  • On top of those, companies have put forward a number of proposals for reservoirs in the past, but they are always subject to scrutiny from regulators about their near-term need and value for money, as well as planning permission. A number have been refused permission to proceed on that basis
  • That scrutiny process, and planning permission for projects, is long and very complex. However, one reservoir – at Havant Thicket – has made excellent progress and is due to be completed before the end of the decade. This will protect the River Test and River Itchen – both of which are sensitive and important chalk streams. It is under development by Portsmouth and Southern Water and will hold about 8.7 billion litres of water
  • Companies have made a further 18 proposals, which are now under consideration in a new arrangement introduced by regulators to speed-up and facilitate their decision-making, and make it more likely that projects can proceed. These schemes – strongly supported by industry – would deliver new drinking water for 10 million people and are an essential part of providing the 3.5billion litres or more of water needed by 2050 due to population growth and climate change
  • The Government has also committed to finalising new arrangements by the end of the year that should streamline the process of gaining planning permission for nationally significant water projects

What are companies doing to support other key sectors, like agriculture?

  • Water companies know river flows are exceptionally low and the situation for many abstractors, including farmers, is difficult. It is likely to remain so into the autumn if long-range forecasts of low rainfall are borne out.
  • Companies are taking steps to support farmers and the environment in their areas by:
    • Sending pulses of cold water from reservoirs into rivers to help species survive in the hottest weather
    • Pumping water from boreholes into rivers to maintain flows
    • Reducing abstraction in hot-spot areas to increase flows in other areas where it is needed for agriculture and the environment
    • Delivering bowsers of water to farmers to replenish on-farm storage
    • Trading water between farmers and other abstractors
    • Exploring a project to reuse nutrient and water rich effluent for agriculture

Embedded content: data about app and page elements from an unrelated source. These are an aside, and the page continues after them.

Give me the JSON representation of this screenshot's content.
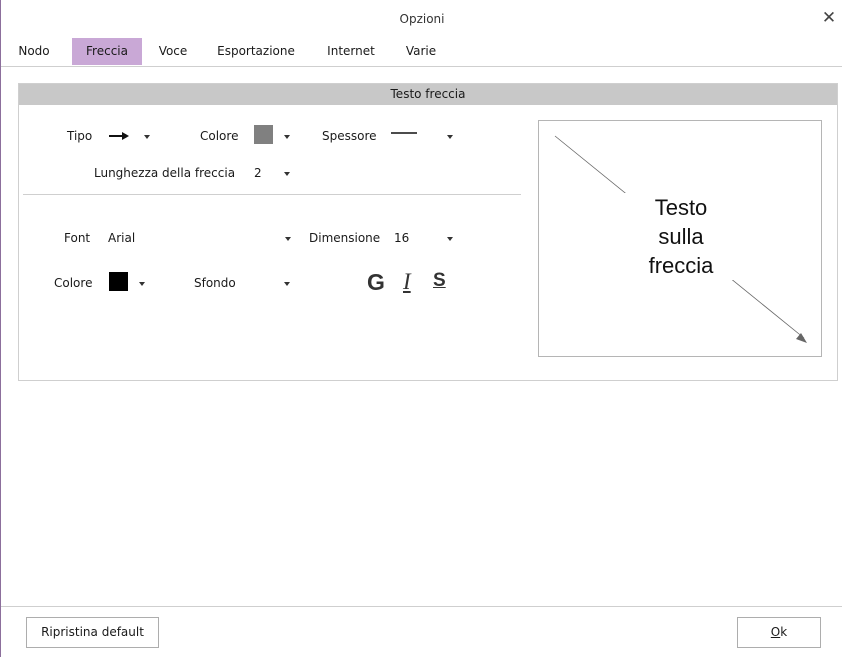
{
  "window": {
    "title": "Opzioni",
    "close_symbol": "✕"
  },
  "tabs": [
    {
      "label": "Nodo",
      "active": false
    },
    {
      "label": "Freccia",
      "active": true
    },
    {
      "label": "Voce",
      "active": false
    },
    {
      "label": "Esportazione",
      "active": false
    },
    {
      "label": "Internet",
      "active": false
    },
    {
      "label": "Varie",
      "active": false
    }
  ],
  "section": {
    "header": "Testo freccia",
    "arrow": {
      "tipo_label": "Tipo",
      "tipo_icon": "right-arrow-icon",
      "colore_label": "Colore",
      "colore_value": "#808080",
      "spessore_label": "Spessore",
      "spessore_icon": "thin-line-icon",
      "lunghezza_label": "Lunghezza della freccia",
      "lunghezza_value": "2"
    },
    "font": {
      "font_label": "Font",
      "font_value": "Arial",
      "dimensione_label": "Dimensione",
      "dimensione_value": "16",
      "colore_label": "Colore",
      "colore_value": "#000000",
      "sfondo_label": "Sfondo",
      "bold_label": "G",
      "italic_label": "I",
      "underline_label": "S"
    },
    "preview": {
      "line1": "Testo",
      "line2": "sulla",
      "line3": "freccia"
    }
  },
  "footer": {
    "reset_label": "Ripristina default",
    "ok_accel": "O",
    "ok_rest": "k"
  },
  "colors": {
    "accent": "#c9a8d6",
    "header_bg": "#c8c8c8",
    "border": "#cfcfcf"
  }
}
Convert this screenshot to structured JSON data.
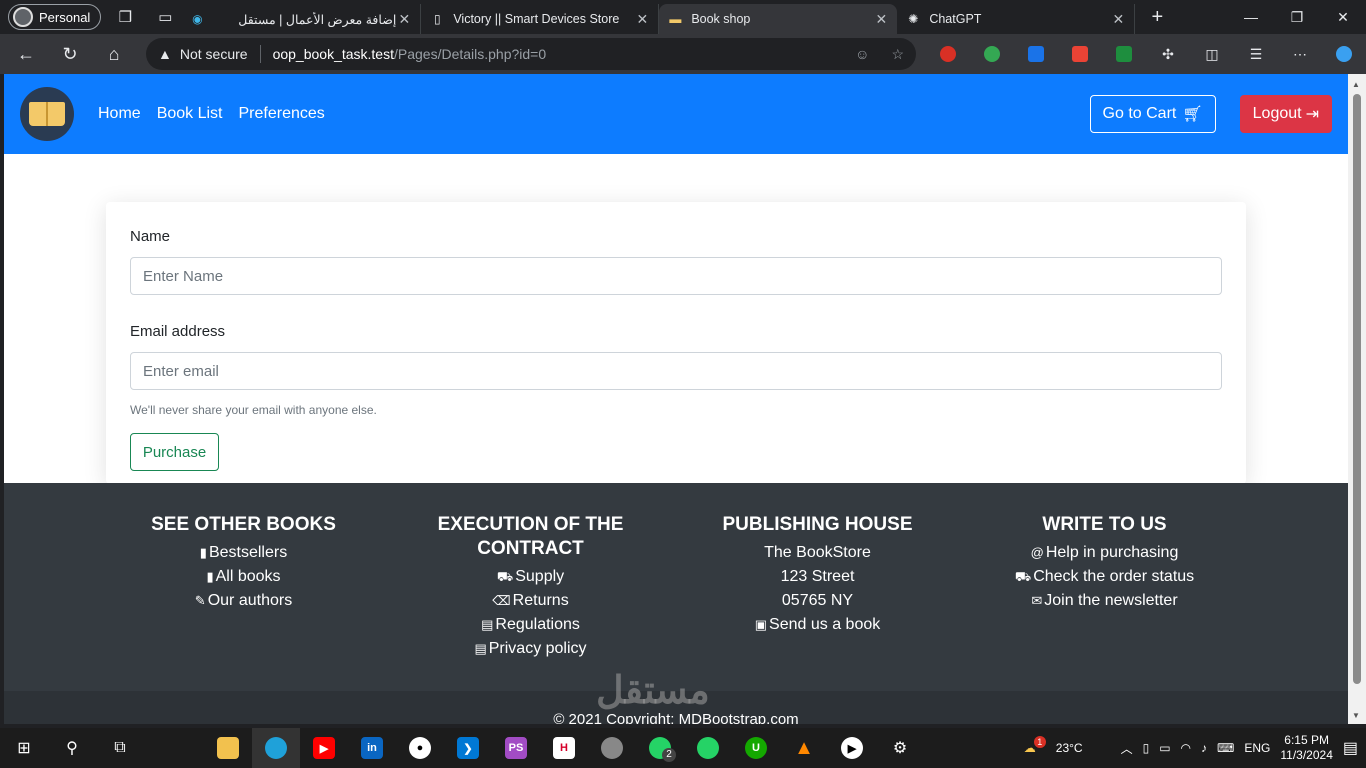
{
  "browser": {
    "profile_label": "Personal",
    "tabs": [
      {
        "title": "إضافة معرض الأعمال | مستقل",
        "close": "✕"
      },
      {
        "title": "Victory || Smart Devices Store",
        "close": "✕"
      },
      {
        "title": "Book shop",
        "close": "✕"
      },
      {
        "title": "ChatGPT",
        "close": "✕"
      }
    ],
    "new_tab": "+",
    "not_secure": "Not secure",
    "url_host": "oop_book_task.test",
    "url_path": "/Pages/Details.php?id=0"
  },
  "nav": {
    "links": [
      "Home",
      "Book List",
      "Preferences"
    ],
    "cart_label": "Go to Cart",
    "logout_label": "Logout"
  },
  "form": {
    "name_label": "Name",
    "name_placeholder": "Enter Name",
    "email_label": "Email address",
    "email_placeholder": "Enter email",
    "email_help": "We'll never share your email with anyone else.",
    "purchase_label": "Purchase"
  },
  "footer": {
    "columns": [
      {
        "heading": "SEE OTHER BOOKS",
        "items": [
          "Bestsellers",
          "All books",
          "Our authors"
        ]
      },
      {
        "heading": "EXECUTION OF THE CONTRACT",
        "items": [
          "Supply",
          "Returns",
          "Regulations",
          "Privacy policy"
        ]
      },
      {
        "heading": "PUBLISHING HOUSE",
        "items": [
          "The BookStore",
          "123 Street",
          "05765 NY",
          "Send us a book"
        ]
      },
      {
        "heading": "WRITE TO US",
        "items": [
          "Help in purchasing",
          "Check the order status",
          "Join the newsletter"
        ]
      }
    ],
    "copyright": "© 2021 Copyright: MDBootstrap.com"
  },
  "watermark": "مستقل",
  "taskbar": {
    "weather": "23°C",
    "language": "ENG",
    "time": "6:15 PM",
    "date": "11/3/2024",
    "whatsapp_badge": "2",
    "weather_badge": "1"
  }
}
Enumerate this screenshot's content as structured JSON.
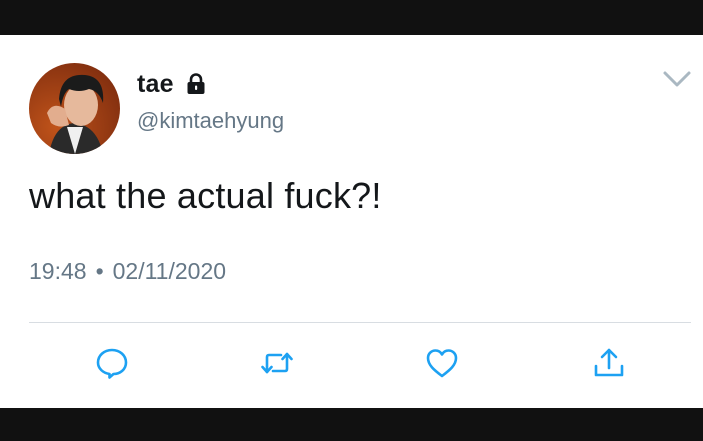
{
  "tweet": {
    "display_name": "tae",
    "handle": "@kimtaehyung",
    "text": "what the actual fuck?!",
    "time": "19:48",
    "separator": "•",
    "date": "02/11/2020",
    "protected": true
  },
  "icons": {
    "lock": "lock-icon",
    "menu": "chevron-down-icon",
    "reply": "reply-icon",
    "retweet": "retweet-icon",
    "like": "heart-icon",
    "share": "share-icon"
  },
  "colors": {
    "text_primary": "#14171a",
    "text_secondary": "#657786",
    "icon": "#1da1f2",
    "caret": "#aab8c2",
    "divider": "#d8dde2",
    "letterbox": "#111111"
  }
}
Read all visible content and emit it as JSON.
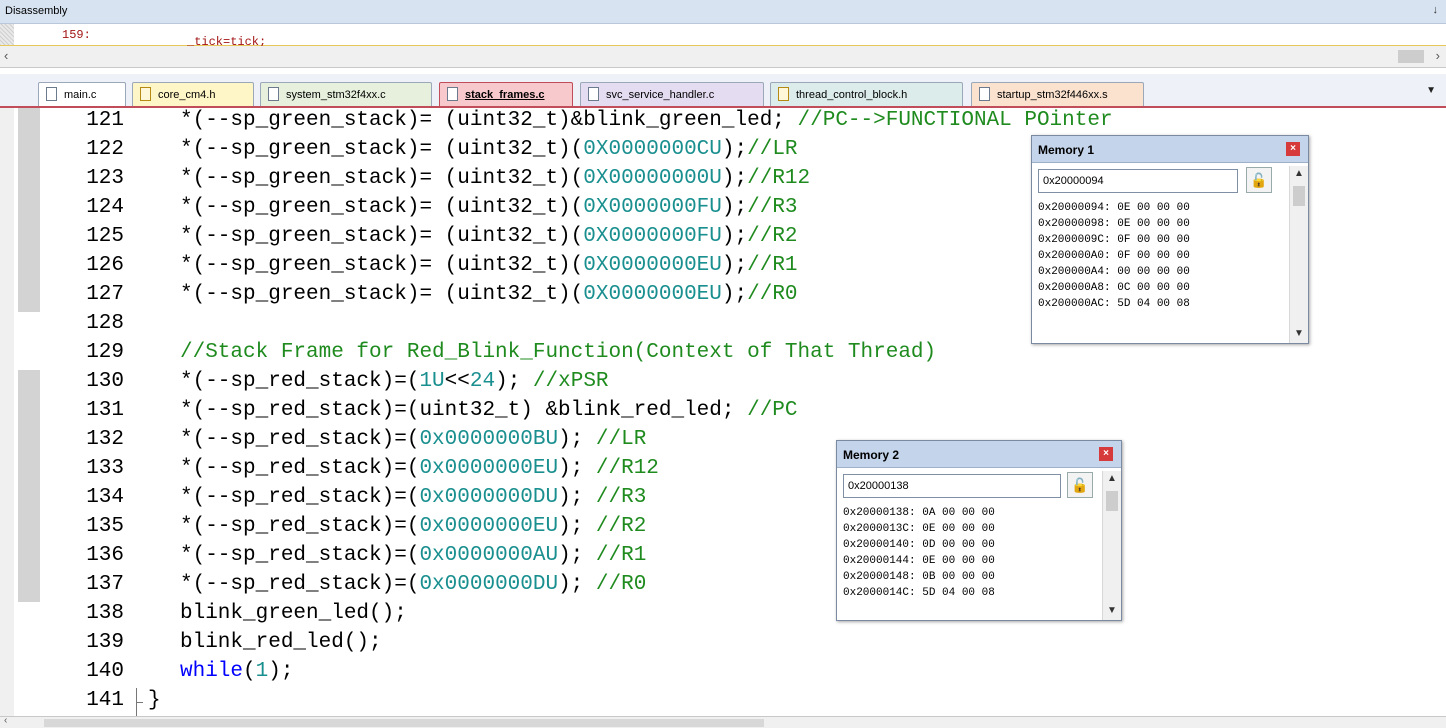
{
  "disassembly": {
    "title": "Disassembly",
    "pin": "↓",
    "line_num": "159:",
    "line_code": "_tick=tick;"
  },
  "tabs": [
    {
      "label": "main.c",
      "type": "c"
    },
    {
      "label": "core_cm4.h",
      "type": "h"
    },
    {
      "label": "system_stm32f4xx.c",
      "type": "c"
    },
    {
      "label": "stack_frames.c",
      "type": "c",
      "active": true
    },
    {
      "label": "svc_service_handler.c",
      "type": "c"
    },
    {
      "label": "thread_control_block.h",
      "type": "h"
    },
    {
      "label": "startup_stm32f446xx.s",
      "type": "s"
    }
  ],
  "editor": {
    "lines": [
      {
        "num": "121",
        "code": [
          {
            "t": "*(--sp_green_stack)= (uint32_t)&blink_green_led; "
          },
          {
            "t": "//PC-->FUNCTIONAL POinter",
            "c": "cmt"
          }
        ]
      },
      {
        "num": "122",
        "code": [
          {
            "t": "*(--sp_green_stack)= (uint32_t)("
          },
          {
            "t": "0X0000000CU",
            "c": "num"
          },
          {
            "t": ");"
          },
          {
            "t": "//LR",
            "c": "cmt"
          }
        ]
      },
      {
        "num": "123",
        "code": [
          {
            "t": "*(--sp_green_stack)= (uint32_t)("
          },
          {
            "t": "0X00000000U",
            "c": "num"
          },
          {
            "t": ");"
          },
          {
            "t": "//R12",
            "c": "cmt"
          }
        ]
      },
      {
        "num": "124",
        "code": [
          {
            "t": "*(--sp_green_stack)= (uint32_t)("
          },
          {
            "t": "0X0000000FU",
            "c": "num"
          },
          {
            "t": ");"
          },
          {
            "t": "//R3",
            "c": "cmt"
          }
        ]
      },
      {
        "num": "125",
        "code": [
          {
            "t": "*(--sp_green_stack)= (uint32_t)("
          },
          {
            "t": "0X0000000FU",
            "c": "num"
          },
          {
            "t": ");"
          },
          {
            "t": "//R2",
            "c": "cmt"
          }
        ]
      },
      {
        "num": "126",
        "code": [
          {
            "t": "*(--sp_green_stack)= (uint32_t)("
          },
          {
            "t": "0X0000000EU",
            "c": "num"
          },
          {
            "t": ");"
          },
          {
            "t": "//R1",
            "c": "cmt"
          }
        ]
      },
      {
        "num": "127",
        "code": [
          {
            "t": "*(--sp_green_stack)= (uint32_t)("
          },
          {
            "t": "0X0000000EU",
            "c": "num"
          },
          {
            "t": ");"
          },
          {
            "t": "//R0",
            "c": "cmt"
          }
        ]
      },
      {
        "num": "128",
        "code": []
      },
      {
        "num": "129",
        "code": [
          {
            "t": "//Stack Frame for Red_Blink_Function(Context of That Thread)",
            "c": "cmt"
          }
        ]
      },
      {
        "num": "130",
        "code": [
          {
            "t": "*(--sp_red_stack)=("
          },
          {
            "t": "1U",
            "c": "num"
          },
          {
            "t": "<<"
          },
          {
            "t": "24",
            "c": "num"
          },
          {
            "t": "); "
          },
          {
            "t": "//xPSR",
            "c": "cmt"
          }
        ]
      },
      {
        "num": "131",
        "code": [
          {
            "t": "*(--sp_red_stack)=(uint32_t) &blink_red_led; "
          },
          {
            "t": "//PC",
            "c": "cmt"
          }
        ]
      },
      {
        "num": "132",
        "code": [
          {
            "t": "*(--sp_red_stack)=("
          },
          {
            "t": "0x0000000BU",
            "c": "num"
          },
          {
            "t": "); "
          },
          {
            "t": "//LR",
            "c": "cmt"
          }
        ]
      },
      {
        "num": "133",
        "code": [
          {
            "t": "*(--sp_red_stack)=("
          },
          {
            "t": "0x0000000EU",
            "c": "num"
          },
          {
            "t": "); "
          },
          {
            "t": "//R12",
            "c": "cmt"
          }
        ]
      },
      {
        "num": "134",
        "code": [
          {
            "t": "*(--sp_red_stack)=("
          },
          {
            "t": "0x0000000DU",
            "c": "num"
          },
          {
            "t": "); "
          },
          {
            "t": "//R3",
            "c": "cmt"
          }
        ]
      },
      {
        "num": "135",
        "code": [
          {
            "t": "*(--sp_red_stack)=("
          },
          {
            "t": "0x0000000EU",
            "c": "num"
          },
          {
            "t": "); "
          },
          {
            "t": "//R2",
            "c": "cmt"
          }
        ]
      },
      {
        "num": "136",
        "code": [
          {
            "t": "*(--sp_red_stack)=("
          },
          {
            "t": "0x0000000AU",
            "c": "num"
          },
          {
            "t": "); "
          },
          {
            "t": "//R1",
            "c": "cmt"
          }
        ]
      },
      {
        "num": "137",
        "code": [
          {
            "t": "*(--sp_red_stack)=("
          },
          {
            "t": "0x0000000DU",
            "c": "num"
          },
          {
            "t": "); "
          },
          {
            "t": "//R0",
            "c": "cmt"
          }
        ]
      },
      {
        "num": "138",
        "code": [
          {
            "t": "blink_green_led();"
          }
        ]
      },
      {
        "num": "139",
        "code": [
          {
            "t": "blink_red_led();"
          }
        ]
      },
      {
        "num": "140",
        "code": [
          {
            "t": "while",
            "c": "kw"
          },
          {
            "t": "("
          },
          {
            "t": "1",
            "c": "num"
          },
          {
            "t": ");"
          }
        ]
      },
      {
        "num": "141",
        "code": [
          {
            "t": "}"
          }
        ]
      }
    ]
  },
  "memory1": {
    "title": "Memory 1",
    "address": "0x20000094",
    "rows": [
      "0x20000094: 0E 00 00 00",
      "0x20000098: 0E 00 00 00",
      "0x2000009C: 0F 00 00 00",
      "0x200000A0: 0F 00 00 00",
      "0x200000A4: 00 00 00 00",
      "0x200000A8: 0C 00 00 00",
      "0x200000AC: 5D 04 00 08"
    ]
  },
  "memory2": {
    "title": "Memory 2",
    "address": "0x20000138",
    "rows": [
      "0x20000138: 0A 00 00 00",
      "0x2000013C: 0E 00 00 00",
      "0x20000140: 0D 00 00 00",
      "0x20000144: 0E 00 00 00",
      "0x20000148: 0B 00 00 00",
      "0x2000014C: 5D 04 00 08"
    ]
  },
  "colors": {
    "title_bar": "#d7e3f1",
    "active_tab_border": "#c24d5a",
    "comment": "#1f8b1f",
    "number": "#1a8f8f",
    "keyword": "#0000ff"
  }
}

What should I do if a neighbour is doing something prohibited by a Temporary Use Ban? Will you fine them?

  • Most people tell us that they understand the importance of conserving water and will follow the rules
  • However, if on the rare occasion that you know someone who isn’t, you may wish to politely remind them of the restrictions in force, the activities covered, and that restrictions are in place to protect rivers and safeguard water supplies. Using hosepipes in areas under restriction puts much more pressure on the environment at a time when that is more likely to do damage
  • Companies do have enforcement powers, and if they have to then they can ultimately impose fines on anyone breaching the rules. But they will always prefer to first offer advice, explanation, encouragement and support, and will be taking a pragmatic approach